But don’t try to touch me . . . don’t try to touch me
‘Cos that will never happen again.
Mary’s emphasis on the repetition of “don’t try to touch me” expresses scars that run deep, but in a later interview, Mary denied that the wound suffered in the past resulted from rape as some have suggested. I didn’t get a possible rape connection until I read Mary’s interview; I thought the story was of a girl who found meaning and fulfillment in a previous relationship and the loss of that relationship was absolutely devastating for her. “When somebody breaks your heart, you don’t want anyone near you,” Mary observed, and that is so, so true for teenagers as well as many adults. You want to hide from the world in a deep, dark cave and never come out. The future of our narrator seems bleak from her perspective, and the way Mary delivers the line “I don’t think it will ever happen again” expresses the immeasurable pain, regret and bitterness of a teenager in angst.
“The Sweet Sounds of Summer”: The end of the Shangri-Las’ run was characterized by exceptionally poor song selection and almost zero support from their record company masters. This song has no business in The Shangri-Las’ catalog . . . it is so Fifth Dimension.

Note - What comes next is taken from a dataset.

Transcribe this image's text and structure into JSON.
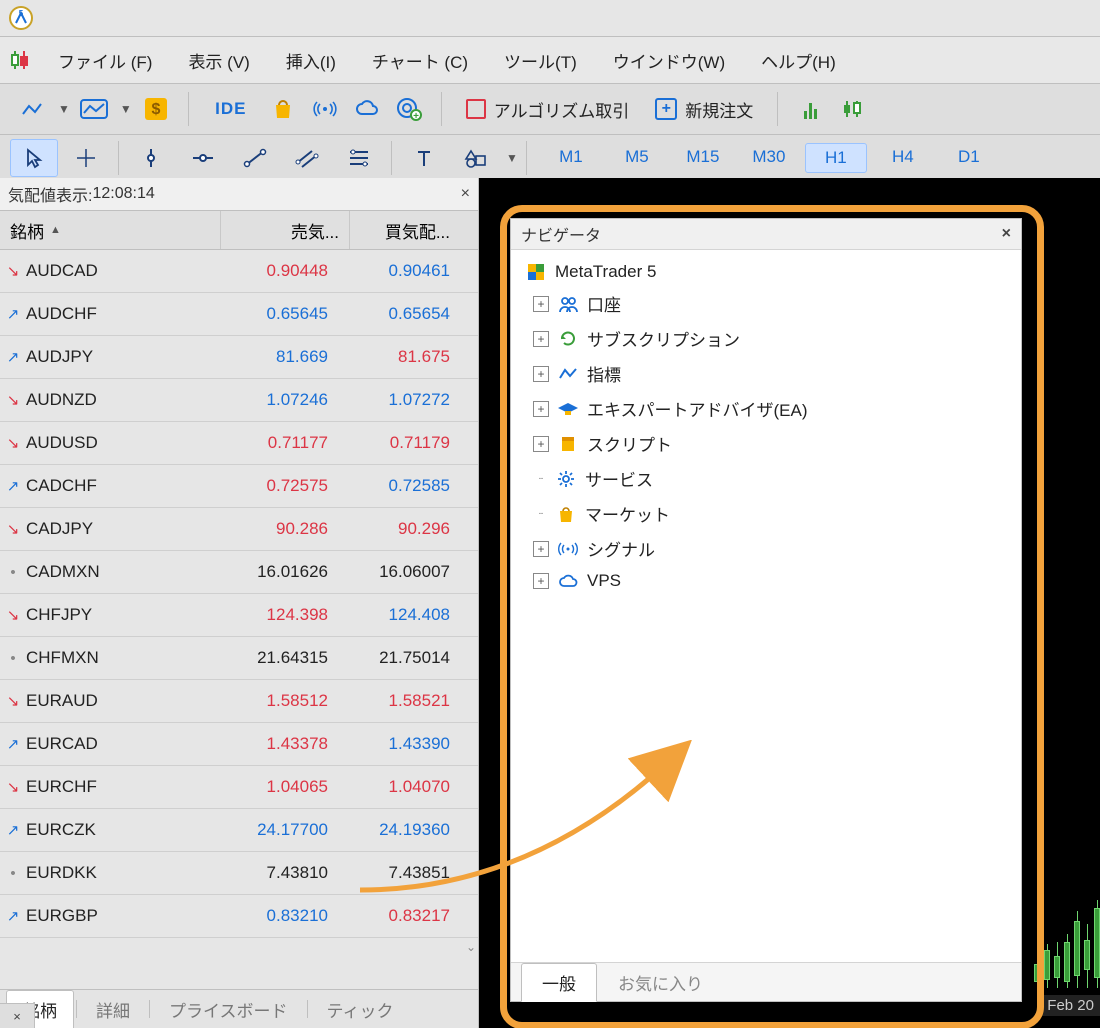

Record company politics and years of legal battles robbed us of a more extensive Shangri-Las catalog; I would have loved it if the girls had been able to enter a period where they had more artistic control over their records, because I think they would have surprised a whole lot of people with some amazing and daring music. Even with the limited number of songs that told stories of a very different time, their music still fascinates and influences musicians to this day. In a world where music is over processed, over-programmed and over-marketed, it is nice to know that in a place long ago and far away, four girls from Queens could make the big time with authentic talent and complete commitment.